- Record extracts

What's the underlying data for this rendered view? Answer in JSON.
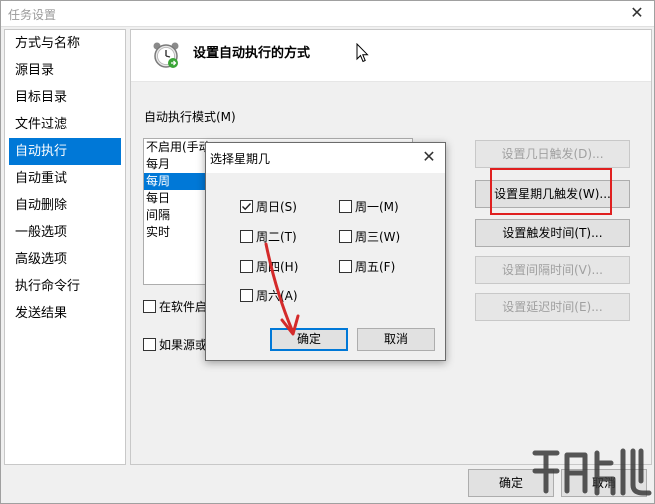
{
  "window": {
    "title": "任务设置",
    "close_glyph": "✕"
  },
  "nav": {
    "items": [
      {
        "label": "方式与名称",
        "selected": false
      },
      {
        "label": "源目录",
        "selected": false
      },
      {
        "label": "目标目录",
        "selected": false
      },
      {
        "label": "文件过滤",
        "selected": false
      },
      {
        "label": "自动执行",
        "selected": true
      },
      {
        "label": "自动重试",
        "selected": false
      },
      {
        "label": "自动删除",
        "selected": false
      },
      {
        "label": "一般选项",
        "selected": false
      },
      {
        "label": "高级选项",
        "selected": false
      },
      {
        "label": "执行命令行",
        "selected": false
      },
      {
        "label": "发送结果",
        "selected": false
      }
    ]
  },
  "panel": {
    "title": "设置自动执行的方式",
    "mode_label": "自动执行模式(M)",
    "modes": [
      {
        "label": "不启用(手动",
        "selected": false
      },
      {
        "label": "每月",
        "selected": false
      },
      {
        "label": "每周",
        "selected": true
      },
      {
        "label": "每日",
        "selected": false
      },
      {
        "label": "间隔",
        "selected": false
      },
      {
        "label": "实时",
        "selected": false
      }
    ],
    "checkbox1": {
      "label": "在软件启",
      "checked": false
    },
    "checkbox2": {
      "label": "如果源或",
      "checked": false
    },
    "buttons": {
      "set_day": "设置几日触发(D)...",
      "set_weekday": "设置星期几触发(W)...",
      "set_time": "设置触发时间(T)...",
      "set_interval": "设置间隔时间(V)...",
      "set_delay": "设置延迟时间(E)..."
    }
  },
  "footer": {
    "ok": "确定",
    "cancel": "取消"
  },
  "dialog": {
    "title": "选择星期几",
    "close_glyph": "✕",
    "days": {
      "sun": {
        "label": "周日(S)",
        "checked": true
      },
      "mon": {
        "label": "周一(M)",
        "checked": false
      },
      "tue": {
        "label": "周二(T)",
        "checked": false
      },
      "wed": {
        "label": "周三(W)",
        "checked": false
      },
      "thu": {
        "label": "周四(H)",
        "checked": false
      },
      "fri": {
        "label": "周五(F)",
        "checked": false
      },
      "sat": {
        "label": "周六(A)",
        "checked": false
      }
    },
    "ok": "确定",
    "cancel": "取消"
  },
  "colors": {
    "accent": "#0078d7",
    "highlight": "#e02020",
    "arrow": "#d42a2a"
  }
}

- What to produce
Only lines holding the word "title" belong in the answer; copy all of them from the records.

- Response area
    "title": "任务设置",
    "title": "设置自动执行的方式",
    "title": "选择星期几",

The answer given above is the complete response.